People used to be able to feel the quality of wool between their fingers. But this kind of sensitivity has been lost, no longer cultivated or schooled, as society stopped valuing the ability to understand material properties through sensory experience. As society’s values have slowly started to shift again, people are beginning to return their attention to the kind of knowledge that comes from experience. This kind of non-propositional, non-verbal knowledge—tacit knowledge—is the foundation of everything we are doing at Studio Claudy Jongstra through daily experimentation with ancient craft techniques and agricultural practices.
At Studio Claudy Jongstra, we have been experimenting with botany, natural fibers, and plant pigments for years, but it was not until recently that we began to put language to this practice as a kind of historical reconstruction for research on the transmission of tacit knowledge. We create new natural dye recipes through the study of ancient recipes and manuscripts.

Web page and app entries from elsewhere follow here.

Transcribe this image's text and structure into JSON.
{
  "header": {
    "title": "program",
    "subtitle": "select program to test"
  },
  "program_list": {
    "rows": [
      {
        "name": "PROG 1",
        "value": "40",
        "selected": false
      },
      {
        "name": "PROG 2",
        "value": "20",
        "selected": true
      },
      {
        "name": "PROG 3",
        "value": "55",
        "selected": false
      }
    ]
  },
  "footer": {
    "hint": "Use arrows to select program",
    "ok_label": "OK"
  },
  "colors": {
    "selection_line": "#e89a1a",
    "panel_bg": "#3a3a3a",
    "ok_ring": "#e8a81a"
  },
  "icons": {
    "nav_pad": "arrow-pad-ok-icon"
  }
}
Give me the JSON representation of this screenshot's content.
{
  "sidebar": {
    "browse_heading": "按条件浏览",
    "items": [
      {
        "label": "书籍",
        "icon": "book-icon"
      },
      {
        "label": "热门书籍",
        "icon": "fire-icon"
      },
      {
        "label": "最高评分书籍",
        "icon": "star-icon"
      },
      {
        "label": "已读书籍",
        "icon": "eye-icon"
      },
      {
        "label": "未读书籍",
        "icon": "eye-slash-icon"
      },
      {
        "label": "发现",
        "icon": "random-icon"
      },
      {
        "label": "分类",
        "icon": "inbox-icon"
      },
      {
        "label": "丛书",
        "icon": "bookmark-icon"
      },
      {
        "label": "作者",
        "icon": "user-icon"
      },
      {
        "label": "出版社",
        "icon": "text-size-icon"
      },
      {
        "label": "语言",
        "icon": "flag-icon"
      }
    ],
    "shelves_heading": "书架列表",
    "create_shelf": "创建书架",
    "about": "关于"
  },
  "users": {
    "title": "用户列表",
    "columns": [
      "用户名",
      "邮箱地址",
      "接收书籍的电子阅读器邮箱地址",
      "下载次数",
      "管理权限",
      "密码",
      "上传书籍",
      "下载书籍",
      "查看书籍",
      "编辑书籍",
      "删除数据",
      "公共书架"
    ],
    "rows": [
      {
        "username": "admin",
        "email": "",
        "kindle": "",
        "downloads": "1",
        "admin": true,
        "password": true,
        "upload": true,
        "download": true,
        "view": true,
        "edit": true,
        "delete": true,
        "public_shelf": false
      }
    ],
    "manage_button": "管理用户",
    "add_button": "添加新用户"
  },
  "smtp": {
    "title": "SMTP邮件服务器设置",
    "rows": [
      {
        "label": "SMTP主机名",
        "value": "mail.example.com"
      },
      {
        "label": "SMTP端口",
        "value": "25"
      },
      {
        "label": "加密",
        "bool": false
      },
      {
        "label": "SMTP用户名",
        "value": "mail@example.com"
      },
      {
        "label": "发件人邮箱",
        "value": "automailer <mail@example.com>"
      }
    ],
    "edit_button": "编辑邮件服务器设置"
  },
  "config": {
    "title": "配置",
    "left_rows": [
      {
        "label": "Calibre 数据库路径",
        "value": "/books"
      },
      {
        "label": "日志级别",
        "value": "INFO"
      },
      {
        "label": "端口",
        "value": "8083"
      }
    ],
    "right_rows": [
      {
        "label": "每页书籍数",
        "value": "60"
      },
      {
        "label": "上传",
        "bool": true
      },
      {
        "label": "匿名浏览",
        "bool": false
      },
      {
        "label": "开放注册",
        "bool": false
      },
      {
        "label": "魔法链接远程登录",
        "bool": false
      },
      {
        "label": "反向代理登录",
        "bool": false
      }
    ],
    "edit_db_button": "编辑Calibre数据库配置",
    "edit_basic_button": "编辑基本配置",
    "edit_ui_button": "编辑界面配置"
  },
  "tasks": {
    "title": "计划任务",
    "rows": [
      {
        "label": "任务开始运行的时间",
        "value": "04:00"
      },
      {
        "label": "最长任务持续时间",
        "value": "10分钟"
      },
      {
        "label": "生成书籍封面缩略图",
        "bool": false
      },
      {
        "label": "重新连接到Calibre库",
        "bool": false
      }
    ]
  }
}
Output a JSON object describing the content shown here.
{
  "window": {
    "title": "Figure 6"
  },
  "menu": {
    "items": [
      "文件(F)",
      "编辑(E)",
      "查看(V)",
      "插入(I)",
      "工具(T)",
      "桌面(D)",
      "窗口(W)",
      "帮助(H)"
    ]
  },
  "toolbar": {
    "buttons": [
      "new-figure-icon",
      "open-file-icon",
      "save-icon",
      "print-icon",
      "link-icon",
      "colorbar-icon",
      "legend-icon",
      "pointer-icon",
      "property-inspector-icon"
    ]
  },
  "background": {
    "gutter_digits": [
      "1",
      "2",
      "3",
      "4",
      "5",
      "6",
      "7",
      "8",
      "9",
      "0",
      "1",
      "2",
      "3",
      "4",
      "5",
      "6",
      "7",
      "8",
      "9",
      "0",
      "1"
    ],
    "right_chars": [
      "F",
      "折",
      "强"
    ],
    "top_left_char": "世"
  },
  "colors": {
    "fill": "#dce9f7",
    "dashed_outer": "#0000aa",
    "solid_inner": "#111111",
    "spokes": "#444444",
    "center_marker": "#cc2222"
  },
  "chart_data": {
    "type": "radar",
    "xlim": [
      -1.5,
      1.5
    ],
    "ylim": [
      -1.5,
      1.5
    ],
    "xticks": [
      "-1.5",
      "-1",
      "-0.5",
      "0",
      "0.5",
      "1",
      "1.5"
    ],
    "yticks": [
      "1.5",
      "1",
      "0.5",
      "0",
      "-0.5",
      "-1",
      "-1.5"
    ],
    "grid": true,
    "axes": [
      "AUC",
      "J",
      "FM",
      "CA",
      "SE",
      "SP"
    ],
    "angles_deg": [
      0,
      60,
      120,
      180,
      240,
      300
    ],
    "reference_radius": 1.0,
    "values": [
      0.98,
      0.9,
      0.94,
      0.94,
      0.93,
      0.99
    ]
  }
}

These recipes, layered with centuries of intuition and practical experimentation passed down through the ages, come to life in our dye studio with freshly harvested ingredients. Working in this way, tacit knowledge and scientific research compose a contemporary approach to plant-pigment experimentation. Our next challenge is to communicate these experiments as transferable knowledge.
In my making processes, I want the craft and skill to be visible, to be elevated and given respect and recognition. In this way, the qualities of my work also foster an emotional connection to indigenous craft and cultural heritage as well as the landscape that provides these precious materials. For me, it is important that people understand that material has a life, a history. That it is connected to other living beings—people, plants, animals, the earth itself. That materials are part of an environment. If you are serious about understanding a material, you need to understand all of this.
Our flock of 250 Drenthe Heath sheep live on a nature preserve on the border between the provinces of Friesland and Drenthe under the care of a masterful shepherd, Ko. On a visit with Ko, we walk along the wooded edge of an undulating grassland speckled with dry, woody bushes. Two strong, stout black horses graze just beyond and Ko points to the ground at an eroded, dusty patch cutting diagonally in front of us—this is the way the horses like to run. He reads the landscape aloud.
We turn right, into a seemingly endless field of heath, low woody shrubs with delicately laced bristles. Heath is a characteristic component of the cultural landscape of the Netherlands that has become rare as a result of shifting environmental and economic conditions. Most existing heath in the Netherlands is on preserved landscapes like this one.
Ko stops at a bright yellow flowering bush about waist high. This is verfbrem and the sheep do not like to eat this, which is why it is so much taller than everything else. Surrounded by low-lying heath, we look around to discover that the field is punctuated by bright yellow flowers about waist high.
The sheep are eager eaters. (Historically used for vegetation management, they have been replaced by chemical fertilizers that destroy the biodiversity that interferes with production on agricultural land.) Ko uses this trait as a tool for maintaining a balance between the three biotopes present in the heath landscape—forest, bushland, and grassland. With years of experience managing this landscape, Ko understands how these biotopes naturally shift from grassland to heath, from heath to forest. In order to maintain a healthy and dynamic balance, the sheep are deliberately guided (with the help of an energetic and instinctive border collie) to graze according to the changing needs of the land.
Heavy Dutch wind travels easily across the fields, carrying seeds that become tangled in the sheep’s thick waves of wool. As they graze, the seeds shake loose and fall to the ground where they will become the next iteration of the heathland.
Each spring, as days grow longer and temperatures warm, the sheep are sheared. Ko’s expertise, his tacit knowledge of the landscape with its multitude of biotopes, and of the sheep as stewards of their habitat, is present in each fleece and in everything that comes out of the studio. Introducing people to the textured story of this material revitalizes an ancient connection with tactile sensibilities, and with the earth. At this precarious moment, as the loss of human connection to these sensibilities puts earth’s delicate balance in jeopardy, we have an opportunity to draw attention to material as our vital link to a new way of seeing our environment.
Claudy Jongstra is a textile artist and environmental advocate who has spent the last twenty years developing an entirely sustainable approach to textile design including raising her own flock of indigenous Drenthe Heath sheep and cultivating pigments in her biodynamic dye garden in the northern Netherlands. She is also the creator of WOVEN SKIN, a modular installation of sixty hand-felted textiles that explores themes of ecology, color, and community. Watch a short film on Jongstra's practice here.
In celebration of Climate Week NYC, Maharam proudly supports the US premiere of WOVEN SKIN at A/D/O on 9.22–24 and Stone Barns Center for Food and Agriculture on 9.27–30, along with WOVEN SKIN TALKS, a panel discussion moderated by LinYee Yuan featuring Claudy Jongstra, Matthew Baird, Karenna Gore, CJ Sapong, and Billie Tsien on 9.24 at A/D/O in Brooklyn.
Images: Photography courtesy of Studio Claudy Jongstra unless otherwise noted.